Dear Herr Kaufmann,
This letter [of yours] was an unexpected major achievement. I know how difficult it is for you to write, and therefore I thank you doubly for it.
Why do you regret that you spoke openly with me then? You must have realized that all your misgivings could not touch me in the least. And if you gave me a glimpse of your innermost thoughts, then I was only grateful for it. I always appreciate being able to see a person’s distress at close range and very clearly, because then I am better able to know what I must ask on his behalf. I believe there is hardly anything else I can do for you right now. Arguments will be of no help to you. Were one able to free you from all argumentation, then you would be helped.
And advice? I have given you my advice: Become like a child and lay your life with all the searching and ruminating into the Father’s hand.
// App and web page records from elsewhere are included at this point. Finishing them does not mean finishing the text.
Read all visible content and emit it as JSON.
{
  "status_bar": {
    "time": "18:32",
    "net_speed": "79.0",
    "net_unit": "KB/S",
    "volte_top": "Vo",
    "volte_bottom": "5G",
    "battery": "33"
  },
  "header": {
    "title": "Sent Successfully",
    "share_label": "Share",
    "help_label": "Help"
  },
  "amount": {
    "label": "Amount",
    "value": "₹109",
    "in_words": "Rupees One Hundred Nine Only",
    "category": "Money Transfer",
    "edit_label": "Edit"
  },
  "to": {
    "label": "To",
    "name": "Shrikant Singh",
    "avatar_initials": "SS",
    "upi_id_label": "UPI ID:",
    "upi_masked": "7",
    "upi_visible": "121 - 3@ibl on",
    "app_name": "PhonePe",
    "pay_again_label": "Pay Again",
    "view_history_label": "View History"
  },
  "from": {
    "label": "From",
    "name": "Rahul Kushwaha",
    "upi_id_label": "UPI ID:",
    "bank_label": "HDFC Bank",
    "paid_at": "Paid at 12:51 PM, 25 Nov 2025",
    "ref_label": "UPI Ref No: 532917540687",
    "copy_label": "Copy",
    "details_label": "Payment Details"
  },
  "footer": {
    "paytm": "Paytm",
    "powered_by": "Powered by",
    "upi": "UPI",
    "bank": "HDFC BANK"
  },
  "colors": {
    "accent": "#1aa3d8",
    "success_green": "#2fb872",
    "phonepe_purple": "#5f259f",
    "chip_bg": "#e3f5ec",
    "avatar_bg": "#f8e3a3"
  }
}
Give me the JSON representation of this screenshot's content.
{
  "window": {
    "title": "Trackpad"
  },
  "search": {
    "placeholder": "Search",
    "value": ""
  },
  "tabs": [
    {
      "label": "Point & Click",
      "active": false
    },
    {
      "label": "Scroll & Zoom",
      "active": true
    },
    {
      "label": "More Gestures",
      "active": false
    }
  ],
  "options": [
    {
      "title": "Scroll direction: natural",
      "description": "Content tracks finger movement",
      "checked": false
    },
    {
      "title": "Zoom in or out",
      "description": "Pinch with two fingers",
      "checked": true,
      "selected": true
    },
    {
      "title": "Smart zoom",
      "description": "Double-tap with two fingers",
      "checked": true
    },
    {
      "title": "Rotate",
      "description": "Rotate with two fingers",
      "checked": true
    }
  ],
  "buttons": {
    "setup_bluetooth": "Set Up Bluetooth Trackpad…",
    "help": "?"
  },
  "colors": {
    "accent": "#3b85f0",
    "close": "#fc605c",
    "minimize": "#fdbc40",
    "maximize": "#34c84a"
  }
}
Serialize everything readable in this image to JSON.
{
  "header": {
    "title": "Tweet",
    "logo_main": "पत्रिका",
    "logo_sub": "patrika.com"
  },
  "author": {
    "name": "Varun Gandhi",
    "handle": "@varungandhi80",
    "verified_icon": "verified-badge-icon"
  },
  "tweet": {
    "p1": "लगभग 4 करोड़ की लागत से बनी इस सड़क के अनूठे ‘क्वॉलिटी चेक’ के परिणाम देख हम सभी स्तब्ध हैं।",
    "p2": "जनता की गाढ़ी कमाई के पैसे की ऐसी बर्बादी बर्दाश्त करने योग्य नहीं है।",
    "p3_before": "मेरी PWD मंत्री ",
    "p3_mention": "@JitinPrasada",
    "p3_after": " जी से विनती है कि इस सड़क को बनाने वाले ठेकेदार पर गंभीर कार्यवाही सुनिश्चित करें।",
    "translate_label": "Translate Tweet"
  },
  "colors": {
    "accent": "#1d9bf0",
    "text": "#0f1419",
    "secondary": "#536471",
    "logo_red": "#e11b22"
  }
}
If that cannot yet be achieved, then plead; plead with the unknown and doubted God for help in reaching it. Now you look at me in amazement that I do not hesitate to come to you with wisdom as simple as that of a child. It is wisdom because it is simple, and all mysteries are concealed in it. And it is a way that most certainly leads to the goal.
Saint Edith Stein
Letter 42a to Fritz Kaufmann (excerpts)
6 January 1927
From St. Magdalena convent, Speyer
Stein, E. 1993, Self-Portrait in Letters, 1916-1942, Sister Teresa Benedicta of the Cross, Discalced Carmelite, translated from the German by Koeppel, J, ICS Publications, Washington DC.